Data to examine
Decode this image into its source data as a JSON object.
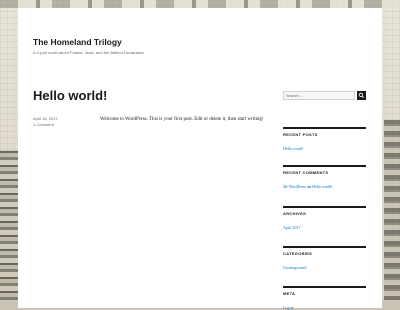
{
  "site": {
    "title": "The Homeland Trilogy",
    "description": "A 4-part novel about Poland, Jews, and the Balfour Declaration"
  },
  "post": {
    "title": "Hello world!",
    "date": "April 18, 2017",
    "comments": "1 Comment",
    "body": "Welcome to WordPress. This is your first post. Edit or delete it, then start writing!"
  },
  "sidebar": {
    "search": {
      "placeholder": "Search …"
    },
    "recent_posts": {
      "heading": "Recent Posts",
      "items": [
        "Hello world!"
      ]
    },
    "recent_comments": {
      "heading": "Recent Comments",
      "items": [
        {
          "author": "Mr WordPress",
          "connector": "on",
          "post": "Hello world!"
        }
      ]
    },
    "archives": {
      "heading": "Archives",
      "items": [
        "April 2017"
      ]
    },
    "categories": {
      "heading": "Categories",
      "items": [
        "Uncategorized"
      ]
    },
    "meta": {
      "heading": "Meta",
      "items": [
        "Log in"
      ]
    }
  },
  "colors": {
    "link": "#007acc",
    "text": "#1a1a1a",
    "muted": "#686868"
  },
  "icons": {
    "search_button": "search-icon"
  }
}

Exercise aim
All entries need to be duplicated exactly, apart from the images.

Answer to this problem
Decode this image into its source data as a JSON object.
{
  "site": {
    "title": "The Homeland Trilogy",
    "description": "A 4-part novel about Poland, Jews, and the Balfour Declaration"
  },
  "post": {
    "title": "Hello world!",
    "date": "April 18, 2017",
    "comments": "1 Comment",
    "body": "Welcome to WordPress. This is your first post. Edit or delete it, then start writing!"
  },
  "sidebar": {
    "search": {
      "placeholder": "Search …"
    },
    "recent_posts": {
      "heading": "Recent Posts",
      "items": [
        "Hello world!"
      ]
    },
    "recent_comments": {
      "heading": "Recent Comments",
      "items": [
        {
          "author": "Mr WordPress",
          "connector": "on",
          "post": "Hello world!"
        }
      ]
    },
    "archives": {
      "heading": "Archives",
      "items": [
        "April 2017"
      ]
    },
    "categories": {
      "heading": "Categories",
      "items": [
        "Uncategorized"
      ]
    },
    "meta": {
      "heading": "Meta",
      "items": [
        "Log in"
      ]
    }
  },
  "colors": {
    "link": "#007acc",
    "text": "#1a1a1a",
    "muted": "#686868"
  },
  "icons": {
    "search_button": "search-icon"
  }
}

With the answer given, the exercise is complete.